A geriatrician known for his work reducing hospital readmissions, Eric Coleman is among the 23 men and women named yesterday as recipients of the 2012 MacArthur fellowships. Nicknamed the MacArthur ”genius grants,” these fellowships from the John D. and Catherine T. MacArthur Foundation come with an award of $100,000 per year for five years, no strings attached.
As a physician and professor at the University of Colorado School of Medicine, Coleman, 47, became concerned by the steady stream of patients who were discharged only to be readmitted soon after. Such readmissions are both costly and dangerous — yet according to a 2009 study, one in five Medicare patients returns to the hospital within 30 days of discharge.
“A lot of patients assume that health care professionals are communicating with one another and that there’s this whole elaborate way of ensuring continuity across care settings,” Coleman told the AARP Bulletin in 2009. “The reality is that health care is very fragmented, with very little interaction between hospitals, primary care doctors, and other providers.”
The problem inspired Coleman to develop the Care Transitions Program, which trains nurses and social workers to help patients and/or caregivers effectively manage medications, appointments and other follow-up care. Such interventions have been shown to reduce hospital readmissions by 20 to 50 percent.
The Care Transitions Program also aims to influence national health policy in ways that will encourage continuity of care. In a recent interview with the Commonwealth Fund, Coleman detailed some of the program’s policy efforts.
Other 2012 MacArthur fellows include write Juno Diaz, neurobiologist Elissa Hallem, Washington Post reporter David Finkel, flutist Claire Chase, public economist Raj Chetty and photographer Uta Barth.
Tuesday Quick hits:
• People with dementia have lower antioxidant levels.
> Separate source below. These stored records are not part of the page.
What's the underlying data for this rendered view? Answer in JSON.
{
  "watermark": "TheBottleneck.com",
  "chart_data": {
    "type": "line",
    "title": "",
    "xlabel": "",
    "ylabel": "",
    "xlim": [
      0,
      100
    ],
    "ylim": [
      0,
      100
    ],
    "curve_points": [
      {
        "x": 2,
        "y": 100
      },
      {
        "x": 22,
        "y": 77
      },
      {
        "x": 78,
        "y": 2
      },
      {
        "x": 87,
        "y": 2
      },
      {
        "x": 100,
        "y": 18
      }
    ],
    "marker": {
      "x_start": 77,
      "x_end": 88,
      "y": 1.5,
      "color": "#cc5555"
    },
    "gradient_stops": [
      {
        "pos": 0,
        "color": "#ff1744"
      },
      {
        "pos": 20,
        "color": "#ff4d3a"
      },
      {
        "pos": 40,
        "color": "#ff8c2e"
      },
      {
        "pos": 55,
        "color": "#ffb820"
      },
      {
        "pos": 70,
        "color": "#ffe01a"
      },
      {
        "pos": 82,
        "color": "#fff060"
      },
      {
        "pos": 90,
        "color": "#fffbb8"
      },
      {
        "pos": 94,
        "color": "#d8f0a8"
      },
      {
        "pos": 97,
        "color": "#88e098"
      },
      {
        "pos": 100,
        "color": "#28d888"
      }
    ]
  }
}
In a new study published in the Journal of Alzheimer’s Disease, researchers found concentrations of the antioxidants vitamin C and beta-carotene were much lower in patients with dementia than those in a control group.
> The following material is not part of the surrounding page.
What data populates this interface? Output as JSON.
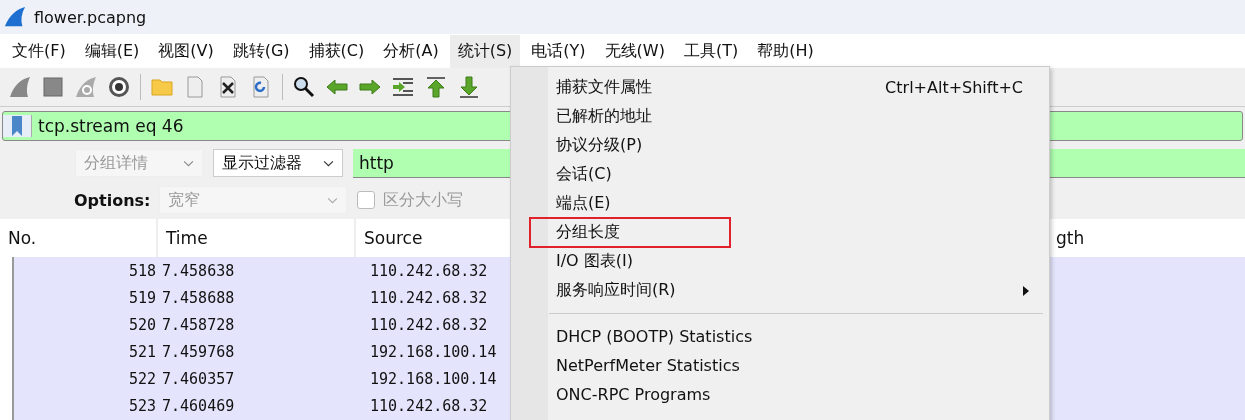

• Young Israelis honor elders with Holocaust tattoos. Some descendants of Auschwitz survivors are “memorializing the darkest days of history on their own bodies” by replicating the numbers that were tattooed on family members arms by the Nazis. “I decided to do it to remind my generation,” Eli Sagir, 21, told the New York Times. “I want to tell them my grandfather’s story and the Holocaust story.”
• Night camp for dementia patients lets caregivers rest. Sleeplessness is one of the many symptoms of Alzheimer’s and dementia. A new overnight camp for dementia patients provides patients with structured activities (sing-alongs, crafts) and therapy sessions from 10 p.m. until dawn — and provides caregivers with a much-needed rest. “Without this program, my father would be lost, and I would be crazy,” said Robert Garcia, whose 82-year-old father is in the program. “He doesn’t sleep. At night he’s wide awake, and he needs activity.”
• USPS employees get retirement incentive. Full-time postal service employees with 20+ years tenure are eligible for a $15,000 buyout under an agreement between the USPS and the American Postal Workers Union. The agreement comes after months of negotiations.
• Most online pharmacies fake. In a recent study of more than 10,000 online pharmacies, 97 percent violated state or federal laws and/or safety standards. Many look like legitimate pharmacies and claim to be located in the United States or Canada but aren’t, warns the FDA.
Photo: Courtesy of the John D. & Catherine T. MacArthur Foundation